Policymakers will try to find common ground on key economic issues
Top of the agenda at the G7 meeting will be the effect of record oil prices on global trade imbalances and interest rate levels, analysts said.
The G7 are gathering on the sidelines of the International Monetary Fund (IMF) and World Bank spring meeting.
The IMF has called for more cooperation to ensure greater economic stability.
"A disorderly unwinding of global imbalances would be very damaging and such an outcome becomes more likely as time passes and imbalances are left unaddressed," said Rodrigo Rato, the IMF's managing director.
"This is not a zero-sum game, but there is something to gain by all partners and the global economy if there is coordinated action," he continued.
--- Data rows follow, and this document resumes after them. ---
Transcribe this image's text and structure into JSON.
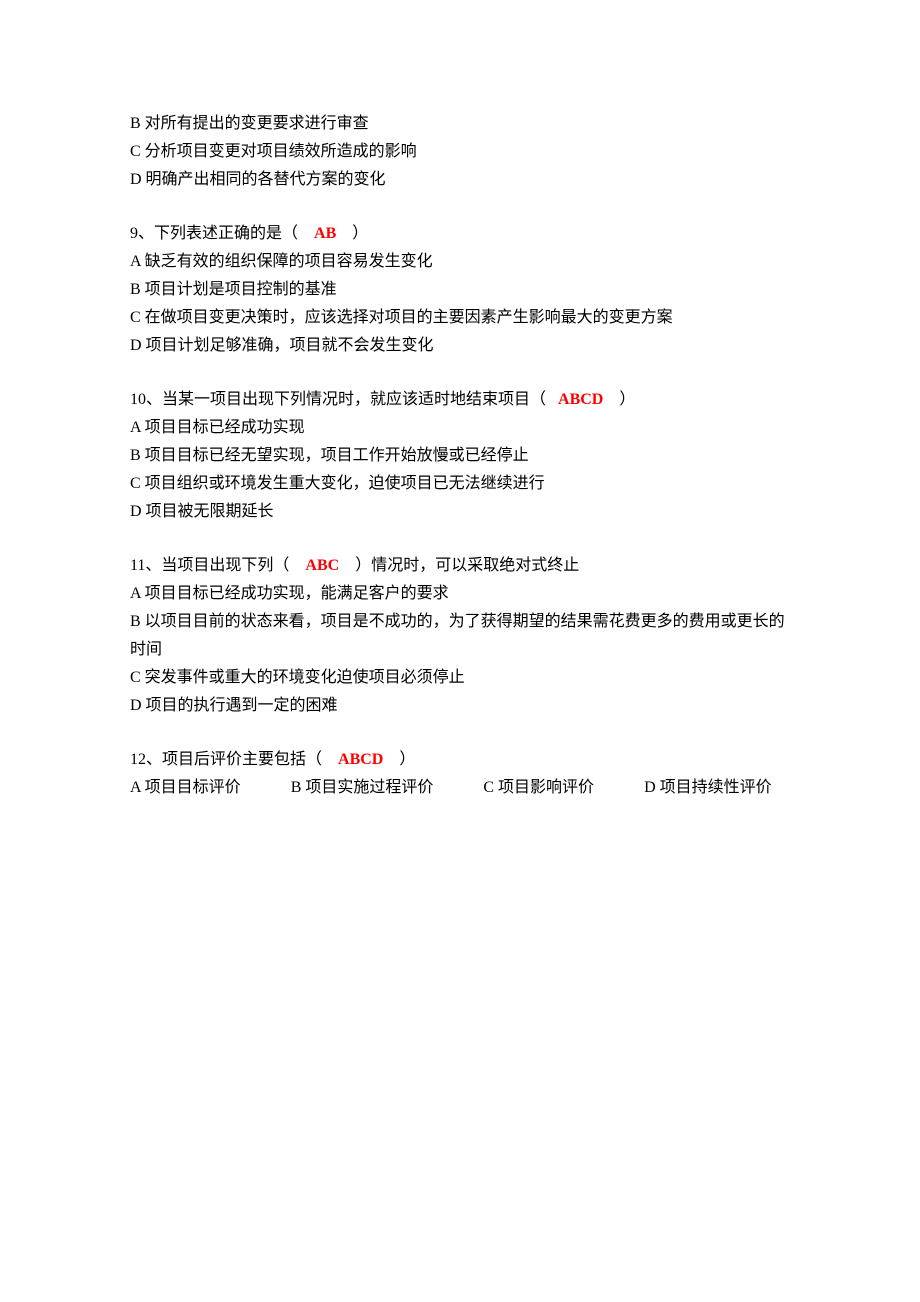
{
  "q8_tail": {
    "optB": "B 对所有提出的变更要求进行审查",
    "optC": "C 分析项目变更对项目绩效所造成的影响",
    "optD": "D 明确产出相同的各替代方案的变化"
  },
  "q9": {
    "stem_pre": "9、下列表述正确的是（",
    "answer": "AB",
    "stem_post": "）",
    "optA": "A 缺乏有效的组织保障的项目容易发生变化",
    "optB": "B 项目计划是项目控制的基准",
    "optC": "C 在做项目变更决策时，应该选择对项目的主要因素产生影响最大的变更方案",
    "optD": "D 项目计划足够准确，项目就不会发生变化"
  },
  "q10": {
    "stem_pre": "10、当某一项目出现下列情况时，就应该适时地结束项目（",
    "answer": "ABCD",
    "stem_post": "）",
    "optA": "A 项目目标已经成功实现",
    "optB": "B 项目目标已经无望实现，项目工作开始放慢或已经停止",
    "optC": "C 项目组织或环境发生重大变化，迫使项目已无法继续进行",
    "optD": "D 项目被无限期延长"
  },
  "q11": {
    "stem_pre": "11、当项目出现下列（",
    "answer": "ABC",
    "stem_post": "）情况时，可以采取绝对式终止",
    "optA": "A 项目目标已经成功实现，能满足客户的要求",
    "optB": "B 以项目目前的状态来看，项目是不成功的，为了获得期望的结果需花费更多的费用或更长的时间",
    "optC": "C 突发事件或重大的环境变化迫使项目必须停止",
    "optD": "D 项目的执行遇到一定的困难"
  },
  "q12": {
    "stem_pre": "12、项目后评价主要包括（",
    "answer": "ABCD",
    "stem_post": "）",
    "optA": "A 项目目标评价",
    "optB": "B 项目实施过程评价",
    "optC": "C 项目影响评价",
    "optD": "D 项目持续性评价"
  }
}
The IMF is due to hold its first meeting on Friday morning, and the get together will continue behind closed doors over the weekend.
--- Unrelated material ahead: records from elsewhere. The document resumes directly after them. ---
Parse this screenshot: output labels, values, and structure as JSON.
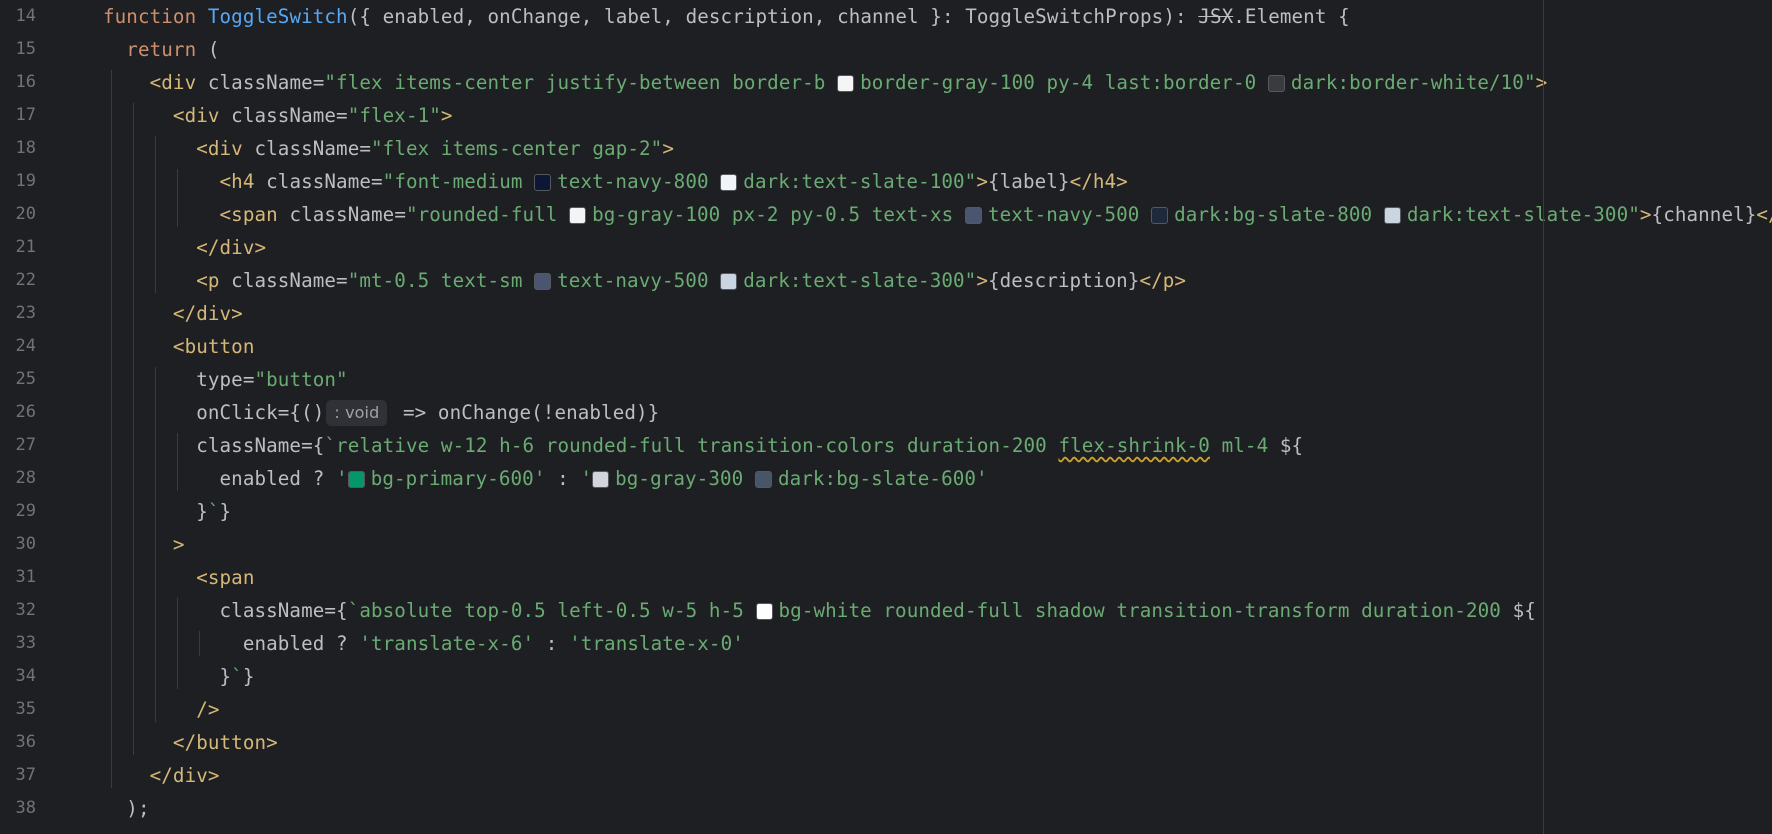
{
  "editor": {
    "line_numbers": [
      "14",
      "15",
      "16",
      "17",
      "18",
      "19",
      "20",
      "21",
      "22",
      "23",
      "24",
      "25",
      "26",
      "27",
      "28",
      "29",
      "30",
      "31",
      "32",
      "33",
      "34",
      "35",
      "36",
      "37",
      "38"
    ],
    "inlay_hint": ": void",
    "lines": [
      [
        [
          "kw",
          "function "
        ],
        [
          "fn",
          "ToggleSwitch"
        ],
        [
          "tx",
          "({ enabled, onChange, label, description, channel }: ToggleSwitchProps): "
        ],
        [
          "strike",
          "JSX"
        ],
        [
          "tx",
          ".Element {"
        ]
      ],
      [
        [
          "kw",
          "  return "
        ],
        [
          "tx",
          "("
        ]
      ],
      [
        [
          "tag",
          "    <div "
        ],
        [
          "attr",
          "className"
        ],
        [
          "tx",
          "="
        ],
        [
          "str",
          "\"flex items-center justify-between border-b "
        ],
        [
          "sw",
          "#f5f5f5"
        ],
        [
          "str",
          "border-gray-100 py-4 last:border-0 "
        ],
        [
          "sw",
          "#3a3b3f"
        ],
        [
          "str",
          "dark:border-white/10\""
        ],
        [
          "tag",
          ">"
        ]
      ],
      [
        [
          "tag",
          "      <div "
        ],
        [
          "attr",
          "className"
        ],
        [
          "tx",
          "="
        ],
        [
          "str",
          "\"flex-1\""
        ],
        [
          "tag",
          ">"
        ]
      ],
      [
        [
          "tag",
          "        <div "
        ],
        [
          "attr",
          "className"
        ],
        [
          "tx",
          "="
        ],
        [
          "str",
          "\"flex items-center gap-2\""
        ],
        [
          "tag",
          ">"
        ]
      ],
      [
        [
          "tag",
          "          <h4 "
        ],
        [
          "attr",
          "className"
        ],
        [
          "tx",
          "="
        ],
        [
          "str",
          "\"font-medium "
        ],
        [
          "sw",
          "#0b1734"
        ],
        [
          "str",
          "text-navy-800 "
        ],
        [
          "sw",
          "#f1f5f9"
        ],
        [
          "str",
          "dark:text-slate-100\""
        ],
        [
          "tag",
          ">"
        ],
        [
          "tx",
          "{label}"
        ],
        [
          "tag",
          "</h4>"
        ]
      ],
      [
        [
          "tag",
          "          <span "
        ],
        [
          "attr",
          "className"
        ],
        [
          "tx",
          "="
        ],
        [
          "str",
          "\"rounded-full "
        ],
        [
          "sw",
          "#f3f4f6"
        ],
        [
          "str",
          "bg-gray-100 px-2 py-0.5 text-xs "
        ],
        [
          "sw",
          "#4a5570"
        ],
        [
          "str",
          "text-navy-500 "
        ],
        [
          "sw",
          "#1e293b"
        ],
        [
          "str",
          "dark:bg-slate-800 "
        ],
        [
          "sw",
          "#cbd5e1"
        ],
        [
          "str",
          "dark:text-slate-300\""
        ],
        [
          "tag",
          ">"
        ],
        [
          "tx",
          "{channel}"
        ],
        [
          "tag",
          "</span>"
        ]
      ],
      [
        [
          "tag",
          "        </div>"
        ]
      ],
      [
        [
          "tag",
          "        <p "
        ],
        [
          "attr",
          "className"
        ],
        [
          "tx",
          "="
        ],
        [
          "str",
          "\"mt-0.5 text-sm "
        ],
        [
          "sw",
          "#4a5570"
        ],
        [
          "str",
          "text-navy-500 "
        ],
        [
          "sw",
          "#cbd5e1"
        ],
        [
          "str",
          "dark:text-slate-300\""
        ],
        [
          "tag",
          ">"
        ],
        [
          "tx",
          "{description}"
        ],
        [
          "tag",
          "</p>"
        ]
      ],
      [
        [
          "tag",
          "      </div>"
        ]
      ],
      [
        [
          "tag",
          "      <button"
        ]
      ],
      [
        [
          "attr",
          "        type"
        ],
        [
          "tx",
          "="
        ],
        [
          "str",
          "\"button\""
        ]
      ],
      [
        [
          "attr",
          "        onClick"
        ],
        [
          "tx",
          "={()"
        ],
        [
          "hint",
          ": void"
        ],
        [
          "tx",
          " => onChange(!enabled)}"
        ]
      ],
      [
        [
          "attr",
          "        className"
        ],
        [
          "tx",
          "={"
        ],
        [
          "str",
          "`relative w-12 h-6 rounded-full transition-colors duration-200 "
        ],
        [
          "warn",
          "flex-shrink-0"
        ],
        [
          "str",
          " ml-4 "
        ],
        [
          "tx",
          "${"
        ]
      ],
      [
        [
          "tx",
          "          enabled ? "
        ],
        [
          "str",
          "'"
        ],
        [
          "sw",
          "#059669"
        ],
        [
          "str",
          "bg-primary-600'"
        ],
        [
          "tx",
          " : "
        ],
        [
          "str",
          "'"
        ],
        [
          "sw",
          "#d1d5db"
        ],
        [
          "str",
          "bg-gray-300 "
        ],
        [
          "sw",
          "#475569"
        ],
        [
          "str",
          "dark:bg-slate-600'"
        ]
      ],
      [
        [
          "tx",
          "        }"
        ],
        [
          "str",
          "`"
        ],
        [
          "tx",
          "}"
        ]
      ],
      [
        [
          "tag",
          "      >"
        ]
      ],
      [
        [
          "tag",
          "        <span"
        ]
      ],
      [
        [
          "attr",
          "          className"
        ],
        [
          "tx",
          "={"
        ],
        [
          "str",
          "`absolute top-0.5 left-0.5 w-5 h-5 "
        ],
        [
          "sw",
          "#ffffff"
        ],
        [
          "str",
          "bg-white rounded-full shadow transition-transform duration-200 "
        ],
        [
          "tx",
          "${"
        ]
      ],
      [
        [
          "tx",
          "            enabled ? "
        ],
        [
          "str",
          "'translate-x-6'"
        ],
        [
          "tx",
          " : "
        ],
        [
          "str",
          "'translate-x-0'"
        ]
      ],
      [
        [
          "tx",
          "          }"
        ],
        [
          "str",
          "`"
        ],
        [
          "tx",
          "}"
        ]
      ],
      [
        [
          "tag",
          "        />"
        ]
      ],
      [
        [
          "tag",
          "      </button>"
        ]
      ],
      [
        [
          "tag",
          "    </div>"
        ]
      ],
      [
        [
          "tx",
          "  );"
        ]
      ]
    ]
  }
}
The G7, which is made up of the US, the UK, France, Germany, Japan, Canada and Italy, is scheduled to meet Friday afternoon.
One of the main topics for discussion will be imbalances in the world economy such as the size of the US trade deficit, with particular reference to the surge in exports from China.
President George W Bush met with Chinese President Hu Jintao on Thursday and urged him to allow the Chinese currency, the yuan to appreciate in value.
The US has accused China of keeping its currency artificially weak in order to boost exports, a key reason why the US trade deficit with China topped $202bn in 2005.
The US would like the IMF to play a more active part in this dispute by increasingly focusing on currency surveillance.
The IMF will also face calls to make the organisation more democratic and representative, including reform of its voting system and a more open method of selecting its head.